__EXERCISE DESCRIPTION__. After locating the line that holds "Decode this image", output it and all following lines word for word, stopping only at the end of the data.

——

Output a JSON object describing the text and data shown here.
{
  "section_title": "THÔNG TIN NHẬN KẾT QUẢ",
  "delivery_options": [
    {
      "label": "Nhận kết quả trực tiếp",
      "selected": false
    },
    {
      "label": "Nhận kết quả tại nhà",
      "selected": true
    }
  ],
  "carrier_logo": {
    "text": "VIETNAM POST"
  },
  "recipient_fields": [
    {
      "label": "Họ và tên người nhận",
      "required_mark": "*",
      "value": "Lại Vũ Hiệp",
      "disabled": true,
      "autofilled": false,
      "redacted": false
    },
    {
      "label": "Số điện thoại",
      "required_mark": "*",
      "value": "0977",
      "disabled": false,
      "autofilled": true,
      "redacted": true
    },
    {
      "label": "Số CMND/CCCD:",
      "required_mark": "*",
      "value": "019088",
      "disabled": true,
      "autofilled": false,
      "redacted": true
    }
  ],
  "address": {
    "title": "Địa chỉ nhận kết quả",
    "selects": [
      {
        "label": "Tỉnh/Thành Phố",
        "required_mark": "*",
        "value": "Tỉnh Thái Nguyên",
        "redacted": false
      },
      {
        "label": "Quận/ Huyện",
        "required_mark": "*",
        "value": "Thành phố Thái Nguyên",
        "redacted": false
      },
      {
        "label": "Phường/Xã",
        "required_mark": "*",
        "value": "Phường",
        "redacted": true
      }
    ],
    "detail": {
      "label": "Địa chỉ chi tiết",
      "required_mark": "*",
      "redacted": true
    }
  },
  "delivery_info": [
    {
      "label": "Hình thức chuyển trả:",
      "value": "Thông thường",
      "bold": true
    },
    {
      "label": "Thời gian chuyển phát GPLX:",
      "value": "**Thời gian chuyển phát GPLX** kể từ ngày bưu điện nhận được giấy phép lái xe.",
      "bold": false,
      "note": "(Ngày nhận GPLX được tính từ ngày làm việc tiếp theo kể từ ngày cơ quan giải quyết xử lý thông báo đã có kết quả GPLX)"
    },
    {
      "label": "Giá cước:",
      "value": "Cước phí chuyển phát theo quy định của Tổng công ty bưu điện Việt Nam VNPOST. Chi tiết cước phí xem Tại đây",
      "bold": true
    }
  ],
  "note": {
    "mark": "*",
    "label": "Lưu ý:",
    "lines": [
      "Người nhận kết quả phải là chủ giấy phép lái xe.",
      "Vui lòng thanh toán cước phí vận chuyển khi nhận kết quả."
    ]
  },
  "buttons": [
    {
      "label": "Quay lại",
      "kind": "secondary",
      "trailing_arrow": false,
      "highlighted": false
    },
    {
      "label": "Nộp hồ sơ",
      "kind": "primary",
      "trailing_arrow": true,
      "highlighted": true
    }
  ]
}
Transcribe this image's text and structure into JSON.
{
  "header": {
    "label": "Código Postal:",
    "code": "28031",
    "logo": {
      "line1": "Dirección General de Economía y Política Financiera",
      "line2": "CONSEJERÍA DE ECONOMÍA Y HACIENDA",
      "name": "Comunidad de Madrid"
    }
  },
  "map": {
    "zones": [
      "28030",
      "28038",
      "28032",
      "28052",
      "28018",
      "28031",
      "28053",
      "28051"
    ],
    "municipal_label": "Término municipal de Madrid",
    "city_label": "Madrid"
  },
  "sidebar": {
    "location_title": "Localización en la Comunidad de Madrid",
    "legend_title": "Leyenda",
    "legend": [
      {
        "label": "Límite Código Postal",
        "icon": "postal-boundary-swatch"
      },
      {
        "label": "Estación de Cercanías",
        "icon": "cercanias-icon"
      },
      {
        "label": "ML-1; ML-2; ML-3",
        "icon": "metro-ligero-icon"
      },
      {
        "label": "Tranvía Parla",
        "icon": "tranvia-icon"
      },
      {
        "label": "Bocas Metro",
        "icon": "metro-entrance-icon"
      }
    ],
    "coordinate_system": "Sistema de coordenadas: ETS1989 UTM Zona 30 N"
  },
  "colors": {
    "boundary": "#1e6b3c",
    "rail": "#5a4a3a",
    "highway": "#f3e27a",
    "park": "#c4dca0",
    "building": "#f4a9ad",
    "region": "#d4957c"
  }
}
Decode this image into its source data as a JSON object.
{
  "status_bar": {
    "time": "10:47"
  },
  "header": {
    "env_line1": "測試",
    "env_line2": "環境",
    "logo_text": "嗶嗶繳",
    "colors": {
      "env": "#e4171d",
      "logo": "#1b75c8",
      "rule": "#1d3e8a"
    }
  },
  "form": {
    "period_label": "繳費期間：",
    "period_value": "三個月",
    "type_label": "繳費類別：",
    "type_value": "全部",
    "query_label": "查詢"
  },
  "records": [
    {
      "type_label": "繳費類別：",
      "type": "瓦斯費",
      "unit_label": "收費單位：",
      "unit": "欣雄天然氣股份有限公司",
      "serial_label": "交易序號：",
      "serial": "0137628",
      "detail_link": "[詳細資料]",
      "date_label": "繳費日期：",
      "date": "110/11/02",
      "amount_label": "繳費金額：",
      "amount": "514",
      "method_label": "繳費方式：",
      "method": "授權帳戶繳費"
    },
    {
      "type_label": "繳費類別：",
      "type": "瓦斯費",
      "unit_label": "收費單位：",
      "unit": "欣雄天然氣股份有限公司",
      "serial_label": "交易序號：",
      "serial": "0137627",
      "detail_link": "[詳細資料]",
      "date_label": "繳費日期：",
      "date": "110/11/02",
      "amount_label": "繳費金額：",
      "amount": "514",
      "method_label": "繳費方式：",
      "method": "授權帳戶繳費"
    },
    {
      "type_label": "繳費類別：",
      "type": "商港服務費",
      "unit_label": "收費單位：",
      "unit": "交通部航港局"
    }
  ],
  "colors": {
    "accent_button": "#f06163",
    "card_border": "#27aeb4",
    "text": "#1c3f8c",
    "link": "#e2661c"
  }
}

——

__SOLUTION TO THE EXERCISE__.
Decode this image into its source data as a JSON object.
{
  "status_bar": {
    "time": "10:47"
  },
  "header": {
    "env_line1": "測試",
    "env_line2": "環境",
    "logo_text": "嗶嗶繳",
    "colors": {
      "env": "#e4171d",
      "logo": "#1b75c8",
      "rule": "#1d3e8a"
    }
  },
  "form": {
    "period_label": "繳費期間：",
    "period_value": "三個月",
    "type_label": "繳費類別：",
    "type_value": "全部",
    "query_label": "查詢"
  },
  "records": [
    {
      "type_label": "繳費類別：",
      "type": "瓦斯費",
      "unit_label": "收費單位：",
      "unit": "欣雄天然氣股份有限公司",
      "serial_label": "交易序號：",
      "serial": "0137628",
      "detail_link": "[詳細資料]",
      "date_label": "繳費日期：",
      "date": "110/11/02",
      "amount_label": "繳費金額：",
      "amount": "514",
      "method_label": "繳費方式：",
      "method": "授權帳戶繳費"
    },
    {
      "type_label": "繳費類別：",
      "type": "瓦斯費",
      "unit_label": "收費單位：",
      "unit": "欣雄天然氣股份有限公司",
      "serial_label": "交易序號：",
      "serial": "0137627",
      "detail_link": "[詳細資料]",
      "date_label": "繳費日期：",
      "date": "110/11/02",
      "amount_label": "繳費金額：",
      "amount": "514",
      "method_label": "繳費方式：",
      "method": "授權帳戶繳費"
    },
    {
      "type_label": "繳費類別：",
      "type": "商港服務費",
      "unit_label": "收費單位：",
      "unit": "交通部航港局"
    }
  ],
  "colors": {
    "accent_button": "#f06163",
    "card_border": "#27aeb4",
    "text": "#1c3f8c",
    "link": "#e2661c"
  }
}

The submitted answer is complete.